• Task to complete:
Copy the records that follow exactly as written, but not their pictures.

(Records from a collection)
============================================================

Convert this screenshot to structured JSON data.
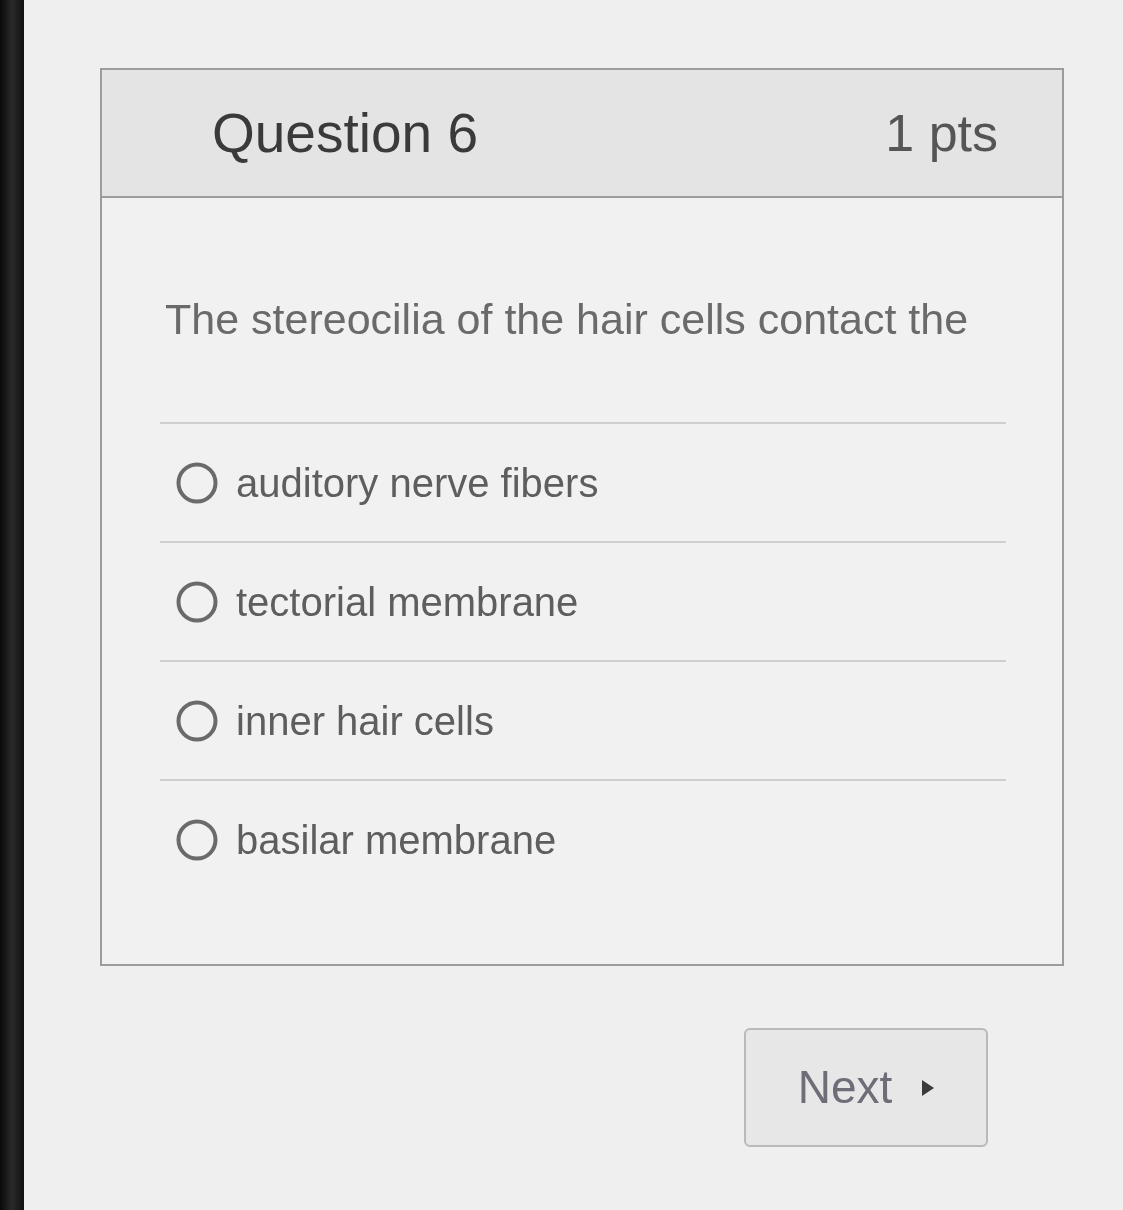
{
  "question": {
    "title": "Question 6",
    "points": "1 pts",
    "text": "The stereocilia of the hair cells contact the",
    "options": [
      {
        "label": "auditory nerve fibers",
        "selected": false
      },
      {
        "label": "tectorial membrane",
        "selected": false
      },
      {
        "label": "inner hair cells",
        "selected": false
      },
      {
        "label": "basilar membrane",
        "selected": false
      }
    ]
  },
  "next_button": {
    "label": "Next"
  }
}
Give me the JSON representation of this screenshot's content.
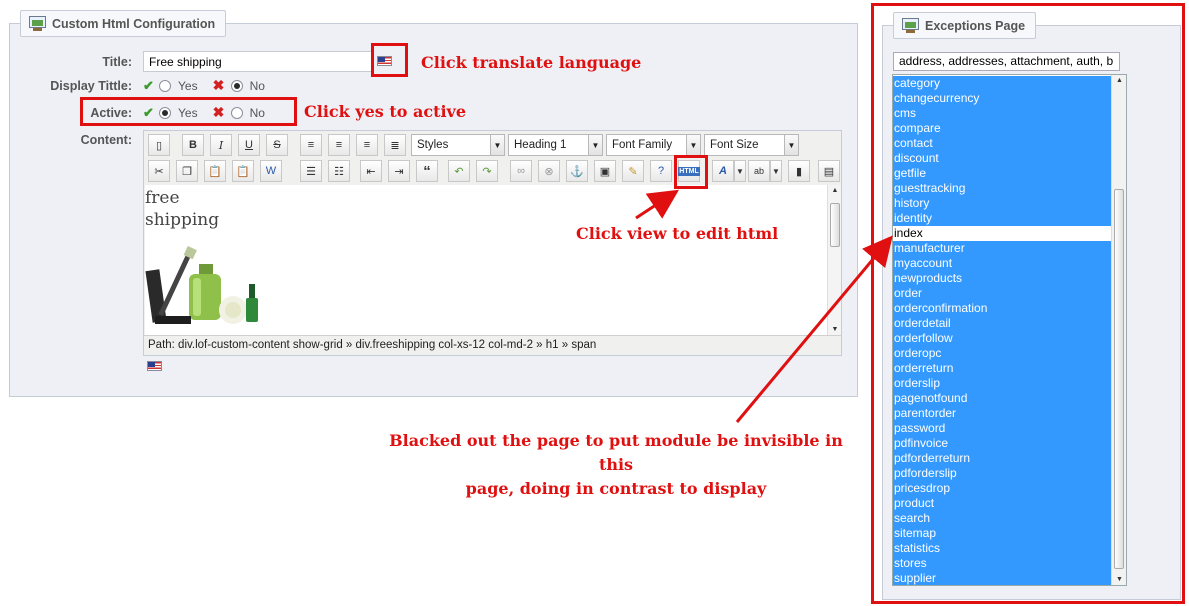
{
  "config_panel": {
    "legend": "Custom Html Configuration",
    "title_label": "Title:",
    "title_value": "Free shipping",
    "display_title_label": "Display Tittle:",
    "active_label": "Active:",
    "yes": "Yes",
    "no": "No",
    "display_title_selected": "No",
    "active_selected": "Yes",
    "content_label": "Content:"
  },
  "editor": {
    "styles": "Styles",
    "heading": "Heading 1",
    "font_family": "Font Family",
    "font_size": "Font Size",
    "content_line1": "free",
    "content_line2": "shipping",
    "path": "Path: div.lof-custom-content show-grid » div.freeshipping col-xs-12 col-md-2 » h1 » span",
    "html_button": "HTML"
  },
  "exceptions_panel": {
    "legend": "Exceptions Page",
    "input_value": "address, addresses, attachment, auth, b",
    "items": [
      "category",
      "changecurrency",
      "cms",
      "compare",
      "contact",
      "discount",
      "getfile",
      "guesttracking",
      "history",
      "identity",
      "index",
      "manufacturer",
      "myaccount",
      "newproducts",
      "order",
      "orderconfirmation",
      "orderdetail",
      "orderfollow",
      "orderopc",
      "orderreturn",
      "orderslip",
      "pagenotfound",
      "parentorder",
      "password",
      "pdfinvoice",
      "pdforderreturn",
      "pdforderslip",
      "pricesdrop",
      "product",
      "search",
      "sitemap",
      "statistics",
      "stores",
      "supplier"
    ],
    "unselected_item": "index"
  },
  "annotations": {
    "translate": "Click translate language",
    "active": "Click yes to active",
    "edit_html": "Click view to edit html",
    "exceptions_line1": "Blacked out the page to put module be invisible in this",
    "exceptions_line2": "page, doing in contrast to display"
  },
  "colors": {
    "annotation": "#e01010",
    "selection": "#3399ff",
    "panel_bg": "#eef0f6"
  },
  "icons": [
    "legend-icon",
    "flag-us-icon",
    "check-icon",
    "x-icon",
    "html-source-icon"
  ]
}
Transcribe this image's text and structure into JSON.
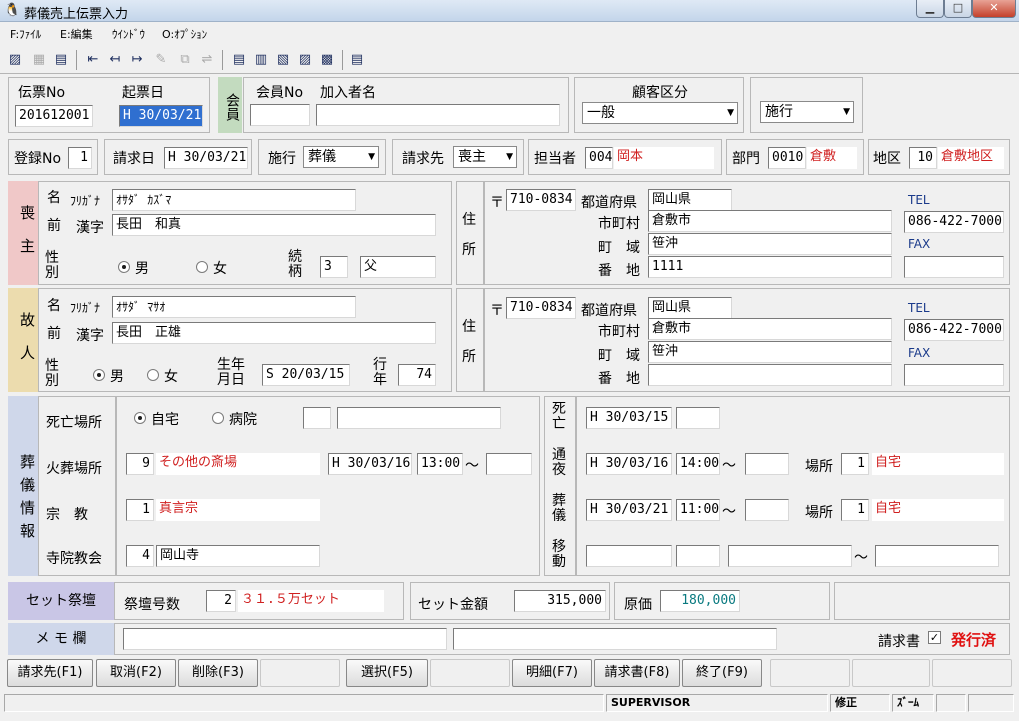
{
  "window": {
    "title": "葬儀売上伝票入力",
    "app_icon": "penguin-icon"
  },
  "menu": {
    "file": "F:ﾌｧｲﾙ",
    "edit": "E:編集",
    "window": "ｳｲﾝﾄﾞｳ",
    "option": "O:ｵﾌﾟｼｮﾝ"
  },
  "header": {
    "slip_no_label": "伝票No",
    "slip_no": "201612001",
    "date_label": "起票日",
    "date": "H 30/03/21",
    "member_side": "会員",
    "member_no_label": "会員No",
    "member_no": "",
    "subscriber_label": "加入者名",
    "subscriber": "",
    "customer_type_label": "顧客区分",
    "customer_type": "一般",
    "execution": "施行"
  },
  "row2": {
    "reg_no_label": "登録No",
    "reg_no": "1",
    "billing_date_label": "請求日",
    "billing_date": "H 30/03/21",
    "execution_label": "施行",
    "execution_value": "葬儀",
    "billing_to_label": "請求先",
    "billing_to": "喪主",
    "staff_label": "担当者",
    "staff_code": "004",
    "staff_name": "岡本",
    "dept_label": "部門",
    "dept_code": "0010",
    "dept_name": "倉敷",
    "area_label": "地区",
    "area_code": "10",
    "area_name": "倉敷地区"
  },
  "mourner": {
    "side": "喪主",
    "name_label_1": "名",
    "name_label_2": "前",
    "kana_label": "ﾌﾘｶﾞﾅ",
    "kana": "ｵｻﾀﾞ ｶｽﾞﾏ",
    "kanji_label": "漢字",
    "kanji": "長田　和真",
    "gender_label": "性別",
    "male": "男",
    "female": "女",
    "relation_label": "続柄",
    "relation_code": "3",
    "relation": "父",
    "address_label": "住所",
    "postal_mark": "〒",
    "postal": "710-0834",
    "pref_label": "都道府県",
    "pref": "岡山県",
    "city_label": "市町村",
    "city": "倉敷市",
    "area_label": "町　域",
    "area": "笹沖",
    "block_label": "番　地",
    "block": "1111",
    "tel_label": "TEL",
    "tel": "086-422-7000",
    "fax_label": "FAX",
    "fax": ""
  },
  "deceased": {
    "side": "故人",
    "name_label_1": "名",
    "name_label_2": "前",
    "kana_label": "ﾌﾘｶﾞﾅ",
    "kana": "ｵｻﾀﾞ ﾏｻｵ",
    "kanji_label": "漢字",
    "kanji": "長田　正雄",
    "gender_label": "性別",
    "male": "男",
    "female": "女",
    "birth_label": "生年月日",
    "birth": "S 20/03/15",
    "age_label": "行年",
    "age": "74",
    "address_label": "住所",
    "postal_mark": "〒",
    "postal": "710-0834",
    "pref_label": "都道府県",
    "pref": "岡山県",
    "city_label": "市町村",
    "city": "倉敷市",
    "area_label": "町　域",
    "area": "笹沖",
    "block_label": "番　地",
    "block": "",
    "tel_label": "TEL",
    "tel": "086-422-7000",
    "fax_label": "FAX",
    "fax": ""
  },
  "funeral": {
    "side": "葬儀情報",
    "death_place_label": "死亡場所",
    "home": "自宅",
    "hospital": "病院",
    "death_place_code": "",
    "death_place_name": "",
    "cremation_label": "火葬場所",
    "cremation_code": "9",
    "cremation_name": "その他の斎場",
    "cremation_date": "H 30/03/16",
    "cremation_time": "13:00",
    "cremation_end": "",
    "religion_label": "宗　教",
    "religion_code": "1",
    "religion_name": "真言宗",
    "temple_label": "寺院教会",
    "temple_code": "4",
    "temple_name": "岡山寺",
    "death_label": "死亡",
    "death_date": "H 30/03/15",
    "death_time": "",
    "wake_label": "通夜",
    "wake_date": "H 30/03/16",
    "wake_time": "14:00",
    "wake_end": "",
    "wake_place_label": "場所",
    "wake_place_code": "1",
    "wake_place": "自宅",
    "funeral_label": "葬儀",
    "funeral_date": "H 30/03/21",
    "funeral_time": "11:00",
    "funeral_end": "",
    "funeral_place_label": "場所",
    "funeral_place_code": "1",
    "funeral_place": "自宅",
    "move_label": "移動",
    "tilde": "～"
  },
  "set": {
    "label": "セット祭壇",
    "altar_no_label": "祭壇号数",
    "altar_code": "2",
    "altar_name": "３１.５万セット",
    "amount_label": "セット金額",
    "amount": "315,000",
    "cost_label": "原価",
    "cost": "180,000"
  },
  "memo": {
    "label": "メ モ 欄",
    "memo1": "",
    "memo2": "",
    "invoice_label": "請求書",
    "issued": "発行済"
  },
  "fkeys": [
    "請求先(F1)",
    "取消(F2)",
    "削除(F3)",
    "",
    "選択(F5)",
    "",
    "明細(F7)",
    "請求書(F8)",
    "終了(F9)",
    "",
    "",
    ""
  ],
  "statusbar": {
    "user": "SUPERVISOR",
    "mode": "修正",
    "zoom": "ｽﾞｰﾑ"
  }
}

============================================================

• Output below:
Convert this screenshot to structured JSON data.
{
  "question": {
    "title": "Question 6",
    "points": "1 pts",
    "text": "The stereocilia of the hair cells contact the",
    "options": [
      {
        "label": "auditory nerve fibers",
        "selected": false
      },
      {
        "label": "tectorial membrane",
        "selected": false
      },
      {
        "label": "inner hair cells",
        "selected": false
      },
      {
        "label": "basilar membrane",
        "selected": false
      }
    ]
  },
  "next_button": {
    "label": "Next"
  }
}
Give me the JSON representation of this screenshot's content.
{
  "config_panel": {
    "legend": "Custom Html Configuration",
    "title_label": "Title:",
    "title_value": "Free shipping",
    "display_title_label": "Display Tittle:",
    "active_label": "Active:",
    "yes": "Yes",
    "no": "No",
    "display_title_selected": "No",
    "active_selected": "Yes",
    "content_label": "Content:"
  },
  "editor": {
    "styles": "Styles",
    "heading": "Heading 1",
    "font_family": "Font Family",
    "font_size": "Font Size",
    "content_line1": "free",
    "content_line2": "shipping",
    "path": "Path: div.lof-custom-content show-grid » div.freeshipping col-xs-12 col-md-2 » h1 » span",
    "html_button": "HTML"
  },
  "exceptions_panel": {
    "legend": "Exceptions Page",
    "input_value": "address, addresses, attachment, auth, b",
    "items": [
      "category",
      "changecurrency",
      "cms",
      "compare",
      "contact",
      "discount",
      "getfile",
      "guesttracking",
      "history",
      "identity",
      "index",
      "manufacturer",
      "myaccount",
      "newproducts",
      "order",
      "orderconfirmation",
      "orderdetail",
      "orderfollow",
      "orderopc",
      "orderreturn",
      "orderslip",
      "pagenotfound",
      "parentorder",
      "password",
      "pdfinvoice",
      "pdforderreturn",
      "pdforderslip",
      "pricesdrop",
      "product",
      "search",
      "sitemap",
      "statistics",
      "stores",
      "supplier"
    ],
    "unselected_item": "index"
  },
  "annotations": {
    "translate": "Click translate language",
    "active": "Click yes to active",
    "edit_html": "Click view to edit html",
    "exceptions_line1": "Blacked out the page to put module be invisible in this",
    "exceptions_line2": "page, doing in contrast to display"
  },
  "colors": {
    "annotation": "#e01010",
    "selection": "#3399ff",
    "panel_bg": "#eef0f6"
  },
  "icons": [
    "legend-icon",
    "flag-us-icon",
    "check-icon",
    "x-icon",
    "html-source-icon"
  ]
}
Transcribe this image's text and structure into JSON.
{
  "window": {
    "title": "葬儀売上伝票入力",
    "app_icon": "penguin-icon"
  },
  "menu": {
    "file": "F:ﾌｧｲﾙ",
    "edit": "E:編集",
    "window": "ｳｲﾝﾄﾞｳ",
    "option": "O:ｵﾌﾟｼｮﾝ"
  },
  "header": {
    "slip_no_label": "伝票No",
    "slip_no": "201612001",
    "date_label": "起票日",
    "date": "H 30/03/21",
    "member_side": "会員",
    "member_no_label": "会員No",
    "member_no": "",
    "subscriber_label": "加入者名",
    "subscriber": "",
    "customer_type_label": "顧客区分",
    "customer_type": "一般",
    "execution": "施行"
  },
  "row2": {
    "reg_no_label": "登録No",
    "reg_no": "1",
    "billing_date_label": "請求日",
    "billing_date": "H 30/03/21",
    "execution_label": "施行",
    "execution_value": "葬儀",
    "billing_to_label": "請求先",
    "billing_to": "喪主",
    "staff_label": "担当者",
    "staff_code": "004",
    "staff_name": "岡本",
    "dept_label": "部門",
    "dept_code": "0010",
    "dept_name": "倉敷",
    "area_label": "地区",
    "area_code": "10",
    "area_name": "倉敷地区"
  },
  "mourner": {
    "side": "喪主",
    "name_label_1": "名",
    "name_label_2": "前",
    "kana_label": "ﾌﾘｶﾞﾅ",
    "kana": "ｵｻﾀﾞ ｶｽﾞﾏ",
    "kanji_label": "漢字",
    "kanji": "長田　和真",
    "gender_label": "性別",
    "male": "男",
    "female": "女",
    "relation_label": "続柄",
    "relation_code": "3",
    "relation": "父",
    "address_label": "住所",
    "postal_mark": "〒",
    "postal": "710-0834",
    "pref_label": "都道府県",
    "pref": "岡山県",
    "city_label": "市町村",
    "city": "倉敷市",
    "area_label": "町　域",
    "area": "笹沖",
    "block_label": "番　地",
    "block": "1111",
    "tel_label": "TEL",
    "tel": "086-422-7000",
    "fax_label": "FAX",
    "fax": ""
  },
  "deceased": {
    "side": "故人",
    "name_label_1": "名",
    "name_label_2": "前",
    "kana_label": "ﾌﾘｶﾞﾅ",
    "kana": "ｵｻﾀﾞ ﾏｻｵ",
    "kanji_label": "漢字",
    "kanji": "長田　正雄",
    "gender_label": "性別",
    "male": "男",
    "female": "女",
    "birth_label": "生年月日",
    "birth": "S 20/03/15",
    "age_label": "行年",
    "age": "74",
    "address_label": "住所",
    "postal_mark": "〒",
    "postal": "710-0834",
    "pref_label": "都道府県",
    "pref": "岡山県",
    "city_label": "市町村",
    "city": "倉敷市",
    "area_label": "町　域",
    "area": "笹沖",
    "block_label": "番　地",
    "block": "",
    "tel_label": "TEL",
    "tel": "086-422-7000",
    "fax_label": "FAX",
    "fax": ""
  },
  "funeral": {
    "side": "葬儀情報",
    "death_place_label": "死亡場所",
    "home": "自宅",
    "hospital": "病院",
    "death_place_code": "",
    "death_place_name": "",
    "cremation_label": "火葬場所",
    "cremation_code": "9",
    "cremation_name": "その他の斎場",
    "cremation_date": "H 30/03/16",
    "cremation_time": "13:00",
    "cremation_end": "",
    "religion_label": "宗　教",
    "religion_code": "1",
    "religion_name": "真言宗",
    "temple_label": "寺院教会",
    "temple_code": "4",
    "temple_name": "岡山寺",
    "death_label": "死亡",
    "death_date": "H 30/03/15",
    "death_time": "",
    "wake_label": "通夜",
    "wake_date": "H 30/03/16",
    "wake_time": "14:00",
    "wake_end": "",
    "wake_place_label": "場所",
    "wake_place_code": "1",
    "wake_place": "自宅",
    "funeral_label": "葬儀",
    "funeral_date": "H 30/03/21",
    "funeral_time": "11:00",
    "funeral_end": "",
    "funeral_place_label": "場所",
    "funeral_place_code": "1",
    "funeral_place": "自宅",
    "move_label": "移動",
    "tilde": "～"
  },
  "set": {
    "label": "セット祭壇",
    "altar_no_label": "祭壇号数",
    "altar_code": "2",
    "altar_name": "３１.５万セット",
    "amount_label": "セット金額",
    "amount": "315,000",
    "cost_label": "原価",
    "cost": "180,000"
  },
  "memo": {
    "label": "メ モ 欄",
    "memo1": "",
    "memo2": "",
    "invoice_label": "請求書",
    "issued": "発行済"
  },
  "fkeys": [
    "請求先(F1)",
    "取消(F2)",
    "削除(F3)",
    "",
    "選択(F5)",
    "",
    "明細(F7)",
    "請求書(F8)",
    "終了(F9)",
    "",
    "",
    ""
  ],
  "statusbar": {
    "user": "SUPERVISOR",
    "mode": "修正",
    "zoom": "ｽﾞｰﾑ"
  }
}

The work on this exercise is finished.